The character advancement in Marvel Heroes is a variation of the talent tree system, and will be familiar to WoW and Diablo veterans alike. Each level you gain points that can be put towards powers in three different trees. Different abilities and powers unlock as you get to higher levels, and the more points you put into said powers, the more effective they are. I found this to be a simple yet workable system.
While there’s not as much specialization as other MMOs (i.e. no “Tank” Thor or “DPS” Thor), there is enough that I felt that my particular Thor was different from the multitude of others fighting back to back with me as I travelled around the Earth. I was able to focus my Thor on his ranged lightning powers. I found myself to be a great ranged AOE fighter, and really enjoyed taking on multiple enemies and bringing the thunder! Playing around with some other characters, I was able to get some Tank-ish abilities, but there weren’t many healing abilities to be found.
Speaking of multiple versions of Thor, don’t be surprised to jump into your first fight and be joined by… YOU! Gazillion stated right from the beginning that players would not be making their own heroes, and would instead be taking on the mantle of established Marvel Heroes. This does created some immersion breaking moment, which detract from the stellar story that the game presents.

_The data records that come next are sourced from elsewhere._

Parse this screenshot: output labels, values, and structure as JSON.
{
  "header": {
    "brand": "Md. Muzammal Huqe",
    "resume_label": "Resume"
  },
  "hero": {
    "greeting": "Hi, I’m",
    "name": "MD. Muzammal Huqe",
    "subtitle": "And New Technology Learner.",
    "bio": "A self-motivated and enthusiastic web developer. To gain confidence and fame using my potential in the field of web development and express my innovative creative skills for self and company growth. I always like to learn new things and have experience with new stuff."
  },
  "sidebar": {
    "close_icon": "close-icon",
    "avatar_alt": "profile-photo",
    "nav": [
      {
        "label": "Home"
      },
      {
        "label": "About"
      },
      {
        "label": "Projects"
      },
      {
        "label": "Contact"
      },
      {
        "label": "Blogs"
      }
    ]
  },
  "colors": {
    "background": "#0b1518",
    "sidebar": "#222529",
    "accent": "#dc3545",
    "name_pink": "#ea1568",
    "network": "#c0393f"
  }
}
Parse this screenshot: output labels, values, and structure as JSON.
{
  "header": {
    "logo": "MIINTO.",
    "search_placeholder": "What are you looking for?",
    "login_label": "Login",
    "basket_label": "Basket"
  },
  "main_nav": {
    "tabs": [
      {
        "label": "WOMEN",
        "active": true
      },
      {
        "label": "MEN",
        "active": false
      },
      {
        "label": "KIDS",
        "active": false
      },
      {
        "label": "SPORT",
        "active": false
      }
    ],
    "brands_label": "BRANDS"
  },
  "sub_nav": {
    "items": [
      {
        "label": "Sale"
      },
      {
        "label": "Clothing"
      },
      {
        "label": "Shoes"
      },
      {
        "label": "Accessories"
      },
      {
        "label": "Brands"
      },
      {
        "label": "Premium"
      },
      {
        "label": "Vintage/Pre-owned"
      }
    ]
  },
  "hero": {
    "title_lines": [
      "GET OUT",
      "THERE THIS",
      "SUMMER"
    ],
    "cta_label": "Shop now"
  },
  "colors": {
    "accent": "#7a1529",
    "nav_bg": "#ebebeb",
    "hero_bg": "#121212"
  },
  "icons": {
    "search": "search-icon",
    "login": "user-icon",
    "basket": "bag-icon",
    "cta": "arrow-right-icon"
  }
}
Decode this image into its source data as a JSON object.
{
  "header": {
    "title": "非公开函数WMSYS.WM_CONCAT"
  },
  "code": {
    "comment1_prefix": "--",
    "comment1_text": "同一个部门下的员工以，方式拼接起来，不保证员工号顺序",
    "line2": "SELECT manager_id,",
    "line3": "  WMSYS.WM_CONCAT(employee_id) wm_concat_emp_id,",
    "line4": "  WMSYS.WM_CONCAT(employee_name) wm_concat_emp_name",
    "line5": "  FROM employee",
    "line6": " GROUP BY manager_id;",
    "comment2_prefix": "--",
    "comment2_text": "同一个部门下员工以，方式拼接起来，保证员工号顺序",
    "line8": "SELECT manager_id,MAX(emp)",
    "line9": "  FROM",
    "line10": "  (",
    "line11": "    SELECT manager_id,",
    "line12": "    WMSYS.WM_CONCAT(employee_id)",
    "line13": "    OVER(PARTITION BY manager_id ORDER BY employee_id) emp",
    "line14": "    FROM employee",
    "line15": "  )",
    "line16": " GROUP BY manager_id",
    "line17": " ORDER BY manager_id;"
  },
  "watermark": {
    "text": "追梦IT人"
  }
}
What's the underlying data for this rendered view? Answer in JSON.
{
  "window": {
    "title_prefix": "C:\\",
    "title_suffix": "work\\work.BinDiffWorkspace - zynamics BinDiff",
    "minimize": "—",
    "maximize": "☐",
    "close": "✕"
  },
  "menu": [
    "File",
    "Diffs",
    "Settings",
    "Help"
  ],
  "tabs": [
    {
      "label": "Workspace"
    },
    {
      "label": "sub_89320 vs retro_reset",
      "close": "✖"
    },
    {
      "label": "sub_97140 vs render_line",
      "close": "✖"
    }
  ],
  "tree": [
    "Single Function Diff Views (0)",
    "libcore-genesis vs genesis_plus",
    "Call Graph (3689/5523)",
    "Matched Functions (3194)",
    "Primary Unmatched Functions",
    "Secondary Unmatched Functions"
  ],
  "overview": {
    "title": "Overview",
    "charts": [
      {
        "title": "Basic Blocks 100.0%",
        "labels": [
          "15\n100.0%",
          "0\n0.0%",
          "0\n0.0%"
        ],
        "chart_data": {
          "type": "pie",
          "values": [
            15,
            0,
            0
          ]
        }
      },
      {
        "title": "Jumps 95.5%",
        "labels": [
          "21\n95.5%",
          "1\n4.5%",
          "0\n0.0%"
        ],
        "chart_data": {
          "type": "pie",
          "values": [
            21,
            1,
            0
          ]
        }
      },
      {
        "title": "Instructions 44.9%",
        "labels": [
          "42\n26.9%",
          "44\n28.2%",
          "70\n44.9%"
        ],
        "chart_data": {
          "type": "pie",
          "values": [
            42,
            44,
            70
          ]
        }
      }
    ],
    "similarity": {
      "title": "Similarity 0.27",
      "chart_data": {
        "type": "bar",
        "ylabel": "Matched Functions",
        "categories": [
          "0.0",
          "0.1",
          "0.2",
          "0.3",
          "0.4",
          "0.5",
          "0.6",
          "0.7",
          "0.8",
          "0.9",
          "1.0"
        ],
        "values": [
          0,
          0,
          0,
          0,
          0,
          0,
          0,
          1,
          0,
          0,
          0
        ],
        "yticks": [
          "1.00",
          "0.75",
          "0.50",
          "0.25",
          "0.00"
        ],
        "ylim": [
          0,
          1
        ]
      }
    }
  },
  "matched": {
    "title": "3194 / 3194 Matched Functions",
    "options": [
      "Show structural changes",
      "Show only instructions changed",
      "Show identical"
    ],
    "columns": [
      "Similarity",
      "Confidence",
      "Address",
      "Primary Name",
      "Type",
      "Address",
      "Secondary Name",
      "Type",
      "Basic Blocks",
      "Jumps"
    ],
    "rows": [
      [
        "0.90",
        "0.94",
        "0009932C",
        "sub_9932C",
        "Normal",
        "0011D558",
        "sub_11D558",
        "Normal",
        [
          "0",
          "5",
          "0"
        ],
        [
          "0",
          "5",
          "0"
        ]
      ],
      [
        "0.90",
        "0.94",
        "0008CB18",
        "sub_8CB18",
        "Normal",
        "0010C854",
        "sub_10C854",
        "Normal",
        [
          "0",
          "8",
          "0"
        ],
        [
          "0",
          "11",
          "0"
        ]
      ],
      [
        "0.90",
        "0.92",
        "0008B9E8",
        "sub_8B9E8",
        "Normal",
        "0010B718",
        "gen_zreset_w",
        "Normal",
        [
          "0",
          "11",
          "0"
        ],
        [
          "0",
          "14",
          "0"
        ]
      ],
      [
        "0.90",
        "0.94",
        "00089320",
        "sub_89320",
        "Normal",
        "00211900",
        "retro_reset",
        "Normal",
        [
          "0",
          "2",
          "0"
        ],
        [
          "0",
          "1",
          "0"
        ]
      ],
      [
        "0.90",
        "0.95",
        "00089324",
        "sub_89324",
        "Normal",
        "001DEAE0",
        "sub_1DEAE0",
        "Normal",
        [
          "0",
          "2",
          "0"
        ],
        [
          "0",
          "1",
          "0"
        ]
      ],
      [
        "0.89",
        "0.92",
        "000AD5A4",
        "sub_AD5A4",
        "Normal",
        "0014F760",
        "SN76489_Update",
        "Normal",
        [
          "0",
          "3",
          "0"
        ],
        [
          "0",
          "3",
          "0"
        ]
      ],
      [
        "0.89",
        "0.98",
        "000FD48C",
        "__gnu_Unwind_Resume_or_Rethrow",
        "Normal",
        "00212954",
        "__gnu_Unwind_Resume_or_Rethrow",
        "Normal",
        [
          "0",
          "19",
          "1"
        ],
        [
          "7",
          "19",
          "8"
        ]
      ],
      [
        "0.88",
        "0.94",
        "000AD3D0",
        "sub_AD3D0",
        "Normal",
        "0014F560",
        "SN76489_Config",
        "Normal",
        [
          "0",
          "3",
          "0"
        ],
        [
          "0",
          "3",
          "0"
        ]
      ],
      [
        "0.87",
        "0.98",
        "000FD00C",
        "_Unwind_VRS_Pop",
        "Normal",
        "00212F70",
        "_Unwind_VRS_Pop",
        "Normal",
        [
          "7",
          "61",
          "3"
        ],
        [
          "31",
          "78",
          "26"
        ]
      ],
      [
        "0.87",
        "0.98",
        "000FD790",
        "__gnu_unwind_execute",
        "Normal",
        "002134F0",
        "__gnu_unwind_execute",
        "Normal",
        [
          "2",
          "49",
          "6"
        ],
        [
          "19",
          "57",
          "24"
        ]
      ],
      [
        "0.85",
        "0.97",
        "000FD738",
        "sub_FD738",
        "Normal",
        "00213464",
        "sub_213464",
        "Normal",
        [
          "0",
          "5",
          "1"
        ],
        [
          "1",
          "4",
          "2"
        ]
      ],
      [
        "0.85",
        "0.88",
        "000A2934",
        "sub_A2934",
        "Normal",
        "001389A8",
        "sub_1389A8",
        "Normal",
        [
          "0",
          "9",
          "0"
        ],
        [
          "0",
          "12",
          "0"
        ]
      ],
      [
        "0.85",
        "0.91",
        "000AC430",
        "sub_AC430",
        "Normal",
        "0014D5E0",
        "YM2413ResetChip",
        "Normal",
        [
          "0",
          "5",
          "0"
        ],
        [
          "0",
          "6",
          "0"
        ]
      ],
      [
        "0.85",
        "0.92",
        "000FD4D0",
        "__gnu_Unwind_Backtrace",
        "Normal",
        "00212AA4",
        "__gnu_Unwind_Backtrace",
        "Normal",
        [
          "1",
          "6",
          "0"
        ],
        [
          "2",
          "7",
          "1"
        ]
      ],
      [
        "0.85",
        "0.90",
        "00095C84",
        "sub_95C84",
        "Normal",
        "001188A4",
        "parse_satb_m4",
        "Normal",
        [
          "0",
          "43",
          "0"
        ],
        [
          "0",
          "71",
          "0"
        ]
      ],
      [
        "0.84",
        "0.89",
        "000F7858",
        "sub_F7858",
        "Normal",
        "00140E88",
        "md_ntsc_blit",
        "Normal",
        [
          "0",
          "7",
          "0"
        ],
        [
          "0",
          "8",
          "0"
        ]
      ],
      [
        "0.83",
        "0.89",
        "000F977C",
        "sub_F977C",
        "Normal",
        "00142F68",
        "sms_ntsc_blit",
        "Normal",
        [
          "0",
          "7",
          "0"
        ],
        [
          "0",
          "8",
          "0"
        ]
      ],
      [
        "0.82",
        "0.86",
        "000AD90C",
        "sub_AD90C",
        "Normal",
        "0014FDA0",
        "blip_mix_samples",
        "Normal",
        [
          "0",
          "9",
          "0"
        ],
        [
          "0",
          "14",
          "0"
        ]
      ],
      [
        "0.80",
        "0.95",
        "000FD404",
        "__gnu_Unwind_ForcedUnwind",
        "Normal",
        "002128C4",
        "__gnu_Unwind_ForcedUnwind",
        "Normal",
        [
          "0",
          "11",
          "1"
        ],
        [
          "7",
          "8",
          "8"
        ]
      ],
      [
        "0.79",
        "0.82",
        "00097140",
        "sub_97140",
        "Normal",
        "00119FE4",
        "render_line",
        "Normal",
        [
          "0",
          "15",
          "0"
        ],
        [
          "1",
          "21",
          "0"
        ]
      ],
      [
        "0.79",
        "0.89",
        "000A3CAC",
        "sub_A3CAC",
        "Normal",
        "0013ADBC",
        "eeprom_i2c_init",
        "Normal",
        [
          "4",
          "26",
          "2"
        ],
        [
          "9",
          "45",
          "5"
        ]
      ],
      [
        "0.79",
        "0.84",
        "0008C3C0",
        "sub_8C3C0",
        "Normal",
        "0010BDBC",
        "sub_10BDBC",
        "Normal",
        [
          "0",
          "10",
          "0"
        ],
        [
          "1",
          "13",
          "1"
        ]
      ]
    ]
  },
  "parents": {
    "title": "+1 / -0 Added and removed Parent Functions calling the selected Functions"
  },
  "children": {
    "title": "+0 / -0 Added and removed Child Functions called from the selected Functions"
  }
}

The story focuses on Dr. Doom and the Cosmic Cube. I won’t give away any spoilers, but the game has you travelling throughout iconic locations from Marvel mythos, including Hell’s Kitchen, the Savage Land, and even Dr. Doom’s home country of Latveria.
I did dabble in the end-game of Marvel Heroes, which takes place once you complete the main story, and, like Diablo, much before you hit max level. This consists of PvP and Daily Missions.
The daily missions take you through locations that you’ve already travelled through in-game, and pits you against one of the villains from the game and their minions. They’re just as pleasing as the combat in the rest of the game, but after several instances they do tend to get a little repetitive.
This is a re-hash of the Diablo style of replaying content to continue gaining levels and gear. While the addition of group specific missions does add some variation and a stronger need to group with others, it still doesn’t quite add enough to keep my interested for very long. Once I had unlocked all the daily missions through a simple linear progression, I found it hard to keep coming back as the grind started to irk me.
The PvP is where I spent the least of my time, mostly because the five or ten matches that I forced myself to play, all devolved into the same zerg filled chaos that I experience in my very first match. I had hoped, after jumping into PvP the first time, and being killed repeatedly by enemy zergs before I found my own team’s zerg that this was just a one time oddity that happened in this particular match. Nope. Each time I jumped into a three team match, not so creatively split into Red, White and Blue teams, I ended having the same experience. Players of a much higher level were camping our spawn point, repeatedly killing respawning players, and zergs were the only way to survive. So much for tactical PvP play. Others might enjoy it, but I sure don’t.
It’s the little things
The heroes are done right! This feels like the Marvel universe.
Stupid f-ing inventory. What do you mean I can’t buy more bag space?
The motion comics are freakin’ amazing!
3 – A Hit.
There are lots of great things in Marvel Heroes, from the story to the combat. The lack of variety in the end game limits this to a very specific sub-group of players, and the current PvP experience is just awful.
1 out of 4 – Miss: Disappointing, just like rolling a 1 to hit
2 out of 4 – Glancing Blow: A good attempt that doesn’t quite connect
3 out of 4 – Hit: Solid, but falls short of greatness
4 out of 4 – Critical Hit: So awesome it makes us want to /dance